[Records provided — start]
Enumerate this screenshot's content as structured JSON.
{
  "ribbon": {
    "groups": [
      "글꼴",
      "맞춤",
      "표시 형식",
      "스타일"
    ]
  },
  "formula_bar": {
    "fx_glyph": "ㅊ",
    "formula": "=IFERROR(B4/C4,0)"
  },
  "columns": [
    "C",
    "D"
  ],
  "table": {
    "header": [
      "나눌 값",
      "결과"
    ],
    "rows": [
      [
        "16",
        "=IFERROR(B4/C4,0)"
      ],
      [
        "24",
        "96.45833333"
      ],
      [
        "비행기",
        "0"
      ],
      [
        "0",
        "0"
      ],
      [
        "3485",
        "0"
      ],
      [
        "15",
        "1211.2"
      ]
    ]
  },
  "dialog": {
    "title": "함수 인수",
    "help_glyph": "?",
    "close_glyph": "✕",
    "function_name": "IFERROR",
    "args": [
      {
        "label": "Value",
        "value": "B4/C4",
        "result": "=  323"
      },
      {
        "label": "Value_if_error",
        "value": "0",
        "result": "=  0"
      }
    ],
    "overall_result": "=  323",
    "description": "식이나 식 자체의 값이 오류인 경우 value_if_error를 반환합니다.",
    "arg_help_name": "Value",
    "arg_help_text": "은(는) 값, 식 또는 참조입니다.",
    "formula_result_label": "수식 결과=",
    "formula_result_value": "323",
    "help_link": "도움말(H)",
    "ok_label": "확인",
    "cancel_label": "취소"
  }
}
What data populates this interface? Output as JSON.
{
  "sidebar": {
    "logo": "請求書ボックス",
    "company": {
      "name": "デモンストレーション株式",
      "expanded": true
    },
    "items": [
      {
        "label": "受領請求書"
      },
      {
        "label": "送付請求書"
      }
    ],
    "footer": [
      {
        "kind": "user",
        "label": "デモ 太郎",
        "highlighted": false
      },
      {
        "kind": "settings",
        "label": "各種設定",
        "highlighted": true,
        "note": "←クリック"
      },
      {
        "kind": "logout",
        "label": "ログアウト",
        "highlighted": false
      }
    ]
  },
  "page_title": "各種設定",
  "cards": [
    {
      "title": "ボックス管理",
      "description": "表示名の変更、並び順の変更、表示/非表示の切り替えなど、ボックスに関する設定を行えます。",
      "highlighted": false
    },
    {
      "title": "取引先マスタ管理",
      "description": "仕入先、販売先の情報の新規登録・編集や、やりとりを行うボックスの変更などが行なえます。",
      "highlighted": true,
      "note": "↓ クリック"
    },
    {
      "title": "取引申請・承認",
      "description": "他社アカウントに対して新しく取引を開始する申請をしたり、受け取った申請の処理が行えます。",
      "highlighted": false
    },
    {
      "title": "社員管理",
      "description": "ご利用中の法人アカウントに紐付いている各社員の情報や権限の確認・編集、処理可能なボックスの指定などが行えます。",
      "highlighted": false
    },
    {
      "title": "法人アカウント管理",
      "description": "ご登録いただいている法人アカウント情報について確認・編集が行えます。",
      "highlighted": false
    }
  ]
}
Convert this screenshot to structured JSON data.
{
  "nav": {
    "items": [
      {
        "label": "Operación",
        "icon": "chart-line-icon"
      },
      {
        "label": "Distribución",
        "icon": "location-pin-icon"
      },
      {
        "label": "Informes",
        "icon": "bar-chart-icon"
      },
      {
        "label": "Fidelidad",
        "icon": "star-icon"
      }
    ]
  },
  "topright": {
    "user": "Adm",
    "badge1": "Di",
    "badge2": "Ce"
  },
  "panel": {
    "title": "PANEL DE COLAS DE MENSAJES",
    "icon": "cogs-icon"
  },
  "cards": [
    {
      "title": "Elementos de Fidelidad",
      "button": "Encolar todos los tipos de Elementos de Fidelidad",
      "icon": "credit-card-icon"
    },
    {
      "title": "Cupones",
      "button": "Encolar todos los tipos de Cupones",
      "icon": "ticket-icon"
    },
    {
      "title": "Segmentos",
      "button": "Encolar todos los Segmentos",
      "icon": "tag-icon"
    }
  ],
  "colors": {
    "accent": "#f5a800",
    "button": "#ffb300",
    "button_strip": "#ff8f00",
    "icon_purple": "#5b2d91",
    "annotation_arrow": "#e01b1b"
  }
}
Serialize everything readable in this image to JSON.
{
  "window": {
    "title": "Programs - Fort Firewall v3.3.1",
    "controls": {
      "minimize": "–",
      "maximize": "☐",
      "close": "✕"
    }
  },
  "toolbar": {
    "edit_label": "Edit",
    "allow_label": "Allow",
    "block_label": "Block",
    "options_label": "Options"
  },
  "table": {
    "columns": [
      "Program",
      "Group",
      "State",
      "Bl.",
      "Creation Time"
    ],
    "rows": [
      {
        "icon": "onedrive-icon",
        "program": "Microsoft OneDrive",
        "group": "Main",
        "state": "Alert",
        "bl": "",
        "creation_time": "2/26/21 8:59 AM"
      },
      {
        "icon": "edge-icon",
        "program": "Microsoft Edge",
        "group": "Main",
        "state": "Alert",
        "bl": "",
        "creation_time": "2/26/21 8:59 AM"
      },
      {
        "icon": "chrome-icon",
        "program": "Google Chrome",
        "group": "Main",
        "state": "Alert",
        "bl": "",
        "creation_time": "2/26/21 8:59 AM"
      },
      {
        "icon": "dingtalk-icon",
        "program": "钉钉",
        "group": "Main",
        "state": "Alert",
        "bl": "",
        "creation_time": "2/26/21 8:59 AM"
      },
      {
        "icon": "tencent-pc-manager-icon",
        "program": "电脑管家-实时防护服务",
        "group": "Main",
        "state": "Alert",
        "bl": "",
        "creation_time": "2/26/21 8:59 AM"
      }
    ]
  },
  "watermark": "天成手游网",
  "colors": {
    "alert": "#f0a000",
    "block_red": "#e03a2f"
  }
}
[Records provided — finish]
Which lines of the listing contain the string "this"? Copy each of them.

Enumerate this screenshot's content as structured JSON.
What data populates this interface? Output as JSON.
Convert this screenshot to structured JSON data.
Serialize everything readable in this image to JSON.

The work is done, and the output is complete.